→ To do: Give the number of lines below that hold "left", and only that.

[[ Working data, beginning ]]

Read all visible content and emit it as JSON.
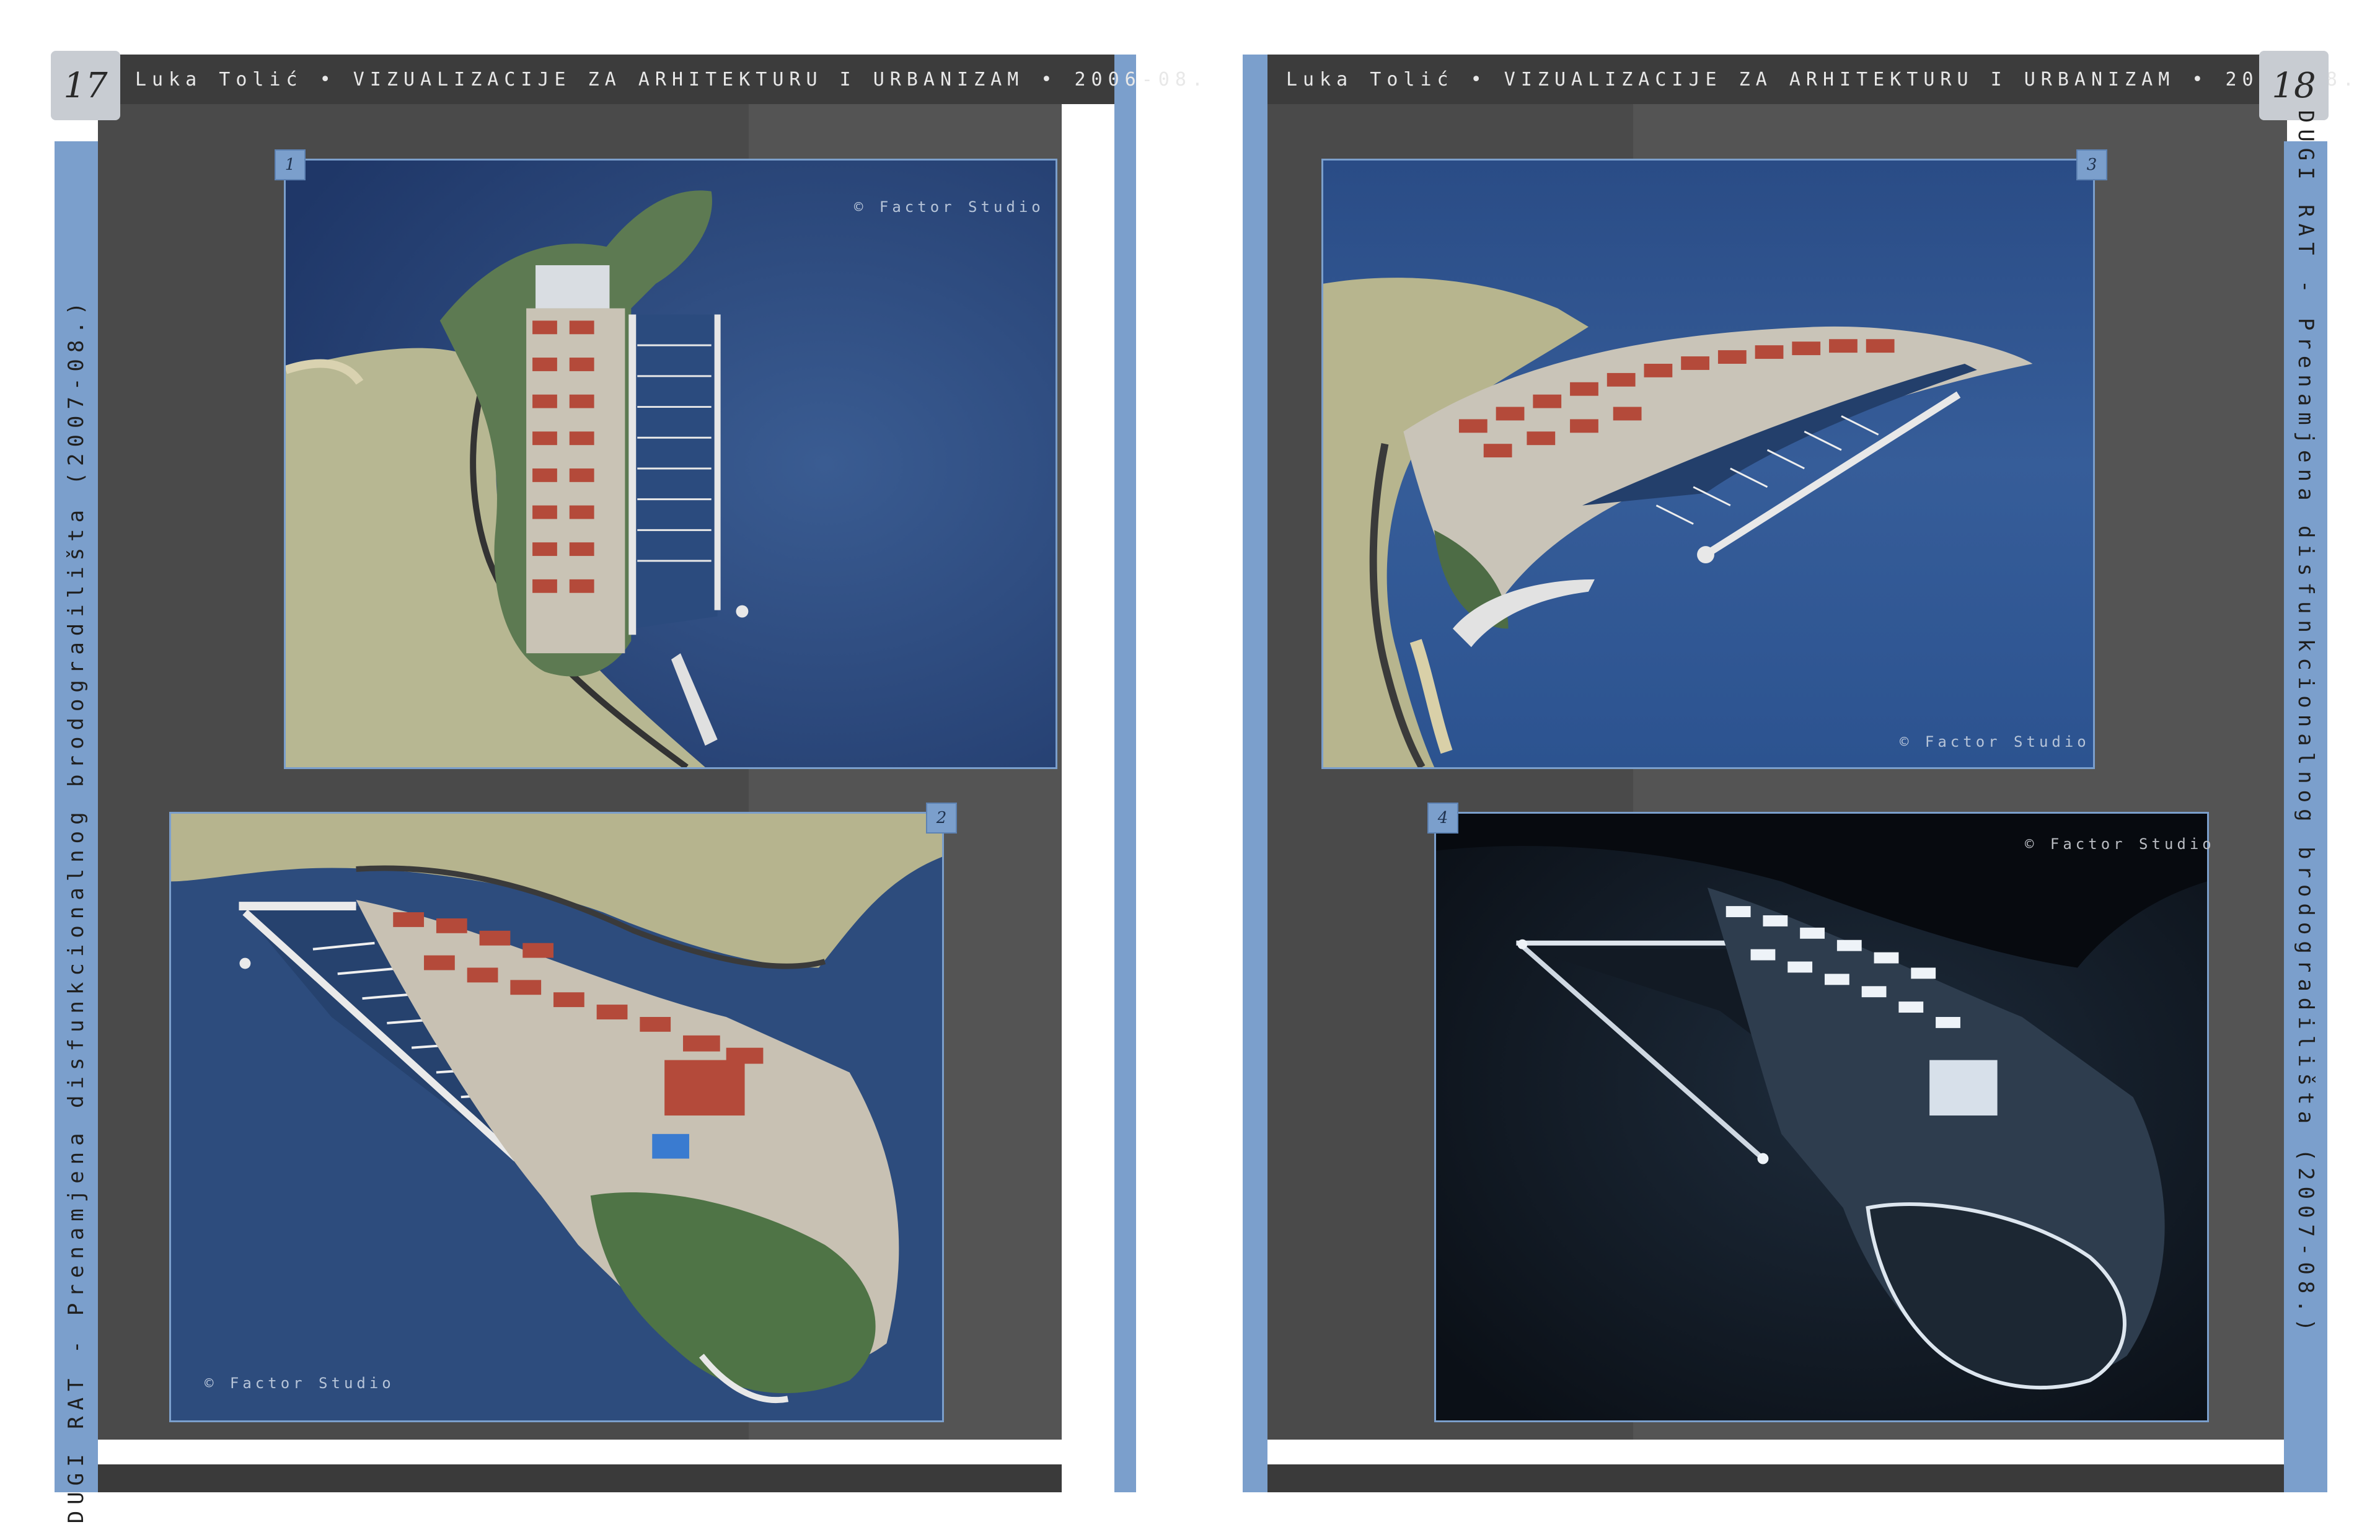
{
  "header": {
    "text": "Luka Tolić • VIZUALIZACIJE ZA ARHITEKTURU I URBANIZAM • 2006-08."
  },
  "spine": {
    "text": "DUGI RAT - Prenamjena disfunkcionalnog brodogradilišta   (2007-08.)"
  },
  "pages": [
    {
      "number": "17"
    },
    {
      "number": "18"
    }
  ],
  "figures": [
    {
      "badge": "1",
      "credit": "© Factor Studio",
      "scene": "aerial plan view of marina peninsula"
    },
    {
      "badge": "2",
      "credit": "© Factor Studio",
      "scene": "oblique aerial view from sea"
    },
    {
      "badge": "3",
      "credit": "© Factor Studio",
      "scene": "oblique aerial view of marina"
    },
    {
      "badge": "4",
      "credit": "© Factor Studio",
      "scene": "night render"
    }
  ],
  "colors": {
    "accent_blue": "#7b9fcc",
    "panel_gray": "#4a4a4a",
    "header_dark": "#3c3c3c",
    "sea_blue": "#2f4f82",
    "land_green": "#b4b48c",
    "roof_red": "#b44a3a"
  }
}
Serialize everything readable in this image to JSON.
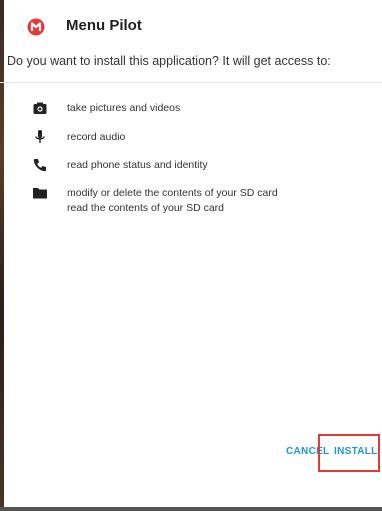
{
  "app": {
    "title": "Menu Pilot",
    "icon": "app-logo-icon",
    "brand_color": "#e53935"
  },
  "dialog": {
    "prompt": "Do you want to install this application? It will get access to:"
  },
  "permissions": [
    {
      "icon": "camera-icon",
      "lines": [
        "take pictures and videos"
      ]
    },
    {
      "icon": "microphone-icon",
      "lines": [
        "record audio"
      ]
    },
    {
      "icon": "phone-icon",
      "lines": [
        "read phone status and identity"
      ]
    },
    {
      "icon": "folder-icon",
      "lines": [
        "modify or delete the contents of your SD card",
        "read the contents of your SD card"
      ]
    }
  ],
  "actions": {
    "cancel_label": "CANCEL",
    "install_label": "INSTALL",
    "accent_color": "#2196c9",
    "highlight_color": "#e03a3a"
  }
}
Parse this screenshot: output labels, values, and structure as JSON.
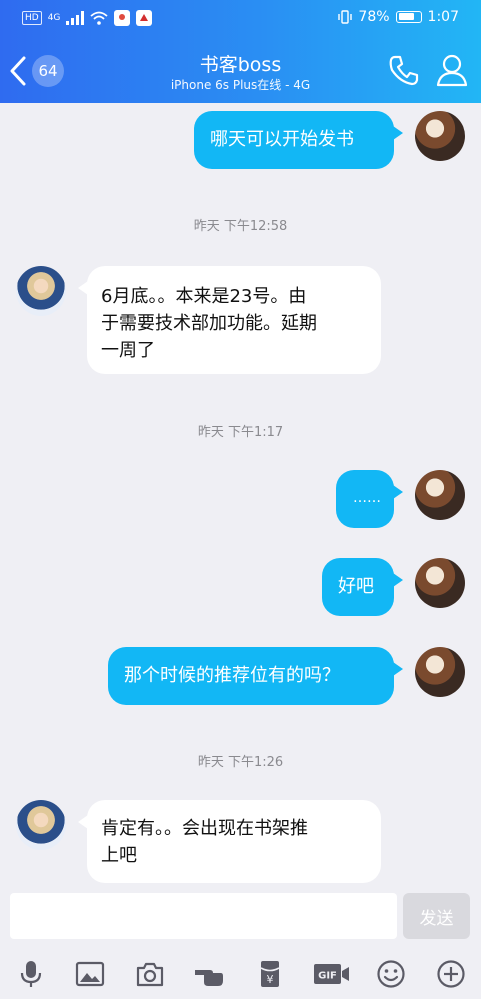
{
  "status_bar": {
    "network_chip": "HD",
    "signal_label": "4G",
    "battery": "78%",
    "battery_level": 0.78,
    "time": "1:07"
  },
  "header": {
    "back_badge": "64",
    "title": "书客boss",
    "subtitle": "iPhone 6s Plus在线 - 4G",
    "icons": [
      "back-chevron-icon",
      "phone-icon",
      "contact-profile-icon"
    ]
  },
  "messages": {
    "m1": {
      "side": "right",
      "text": "哪天可以开始发书"
    },
    "t1": "昨天 下午12:58",
    "m2": {
      "side": "left",
      "line1": "6月底。。本来是23号。由",
      "line2": "于需要技术部加功能。延期",
      "line3": "一周了"
    },
    "t2": "昨天 下午1:17",
    "m3": {
      "side": "right",
      "text": "……"
    },
    "m4": {
      "side": "right",
      "text": "好吧"
    },
    "m5": {
      "side": "right",
      "text": "那个时候的推荐位有的吗？"
    },
    "t3": "昨天 下午1:26",
    "m6": {
      "side": "left",
      "line1": "肯定有。。会出现在书架推",
      "line2": "上吧"
    }
  },
  "input": {
    "value": "",
    "send_label": "发送"
  },
  "toolbar": {
    "icons": [
      "microphone-icon",
      "image-icon",
      "camera-icon",
      "hand-icon",
      "red-packet-icon",
      "gif-icon",
      "emoji-icon",
      "plus-icon"
    ],
    "gif_label": "GIF",
    "red_packet_glyph": "¥"
  },
  "colors": {
    "header_start": "#2f6bf0",
    "header_end": "#22b6f5",
    "bubble_self": "#12b7f5",
    "bubble_other": "#ffffff",
    "background": "#efeff4"
  }
}
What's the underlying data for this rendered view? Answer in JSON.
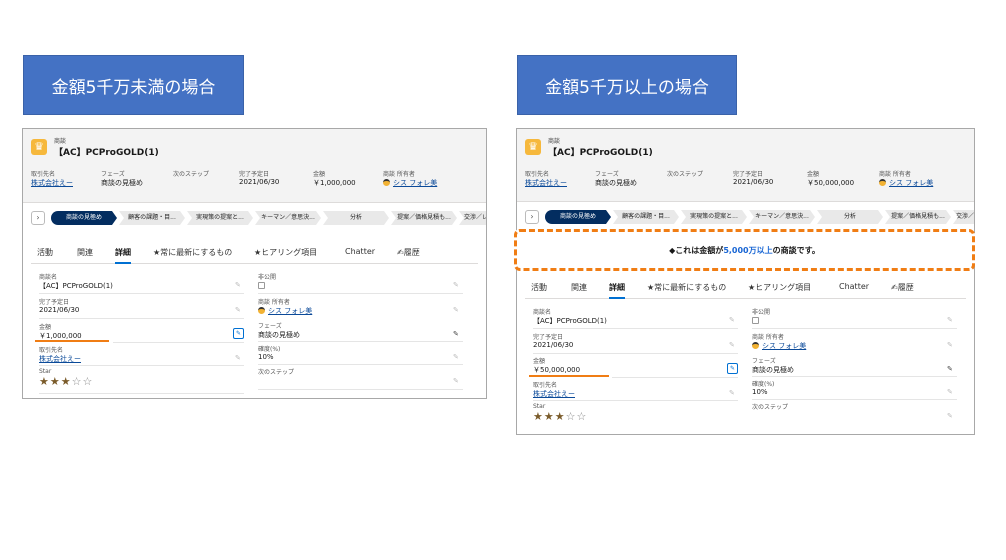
{
  "captions": {
    "left": "金額5千万未満の場合",
    "right": "金額5千万以上の場合"
  },
  "record": {
    "type_label": "商談",
    "title": "【AC】PCProGOLD(1)",
    "header_fields": [
      {
        "label": "取引先名",
        "value": "株式会社えー"
      },
      {
        "label": "フェーズ",
        "value": "商談の見極め"
      },
      {
        "label": "次のステップ",
        "value": ""
      },
      {
        "label": "完了予定日",
        "value": "2021/06/30"
      },
      {
        "label": "金額"
      },
      {
        "label": "商談 所有者",
        "value": "シス フォレ美"
      }
    ],
    "stages": [
      "商談の見極め",
      "顧客の課題・目...",
      "実現策の提案と...",
      "キーマン／意思決...",
      "分析",
      "提案／価格見積も...",
      "交渉／レビ"
    ],
    "stage_nav": "›",
    "tabs": [
      "活動",
      "関連",
      "詳細",
      "★常に最新にするもの",
      "★ヒアリング項目",
      "Chatter",
      "✍履歴"
    ],
    "detail": {
      "name_label": "商談名",
      "name_value": "【AC】PCProGOLD(1)",
      "private_label": "非公開",
      "close_label": "完了予定日",
      "close_value": "2021/06/30",
      "owner_label": "商談 所有者",
      "owner_value": "シス フォレ美",
      "amount_label": "金額",
      "phase_label": "フェーズ",
      "phase_value": "商談の見極め",
      "account_label": "取引先名",
      "account_value": "株式会社えー",
      "prob_label": "確度(%)",
      "prob_value": "10%",
      "star_label": "Star",
      "next_label": "次のステップ"
    },
    "star_rating": {
      "filled": 3,
      "total": 5
    }
  },
  "left": {
    "amount": "￥1,000,000"
  },
  "right": {
    "amount": "￥50,000,000",
    "alert": {
      "prefix": "◆これは金額が",
      "highlight": "5,000万以上",
      "suffix": "の商談です。"
    }
  },
  "icons": [
    "crown-icon",
    "pencil-icon",
    "edit-icon",
    "avatar-icon",
    "star-icon"
  ],
  "colors": {
    "caption": "#4472c4",
    "highlight": "#f07d14",
    "stage_active": "#032d60",
    "link": "#0b4a99"
  }
}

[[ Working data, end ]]

→ Finished exercise: 4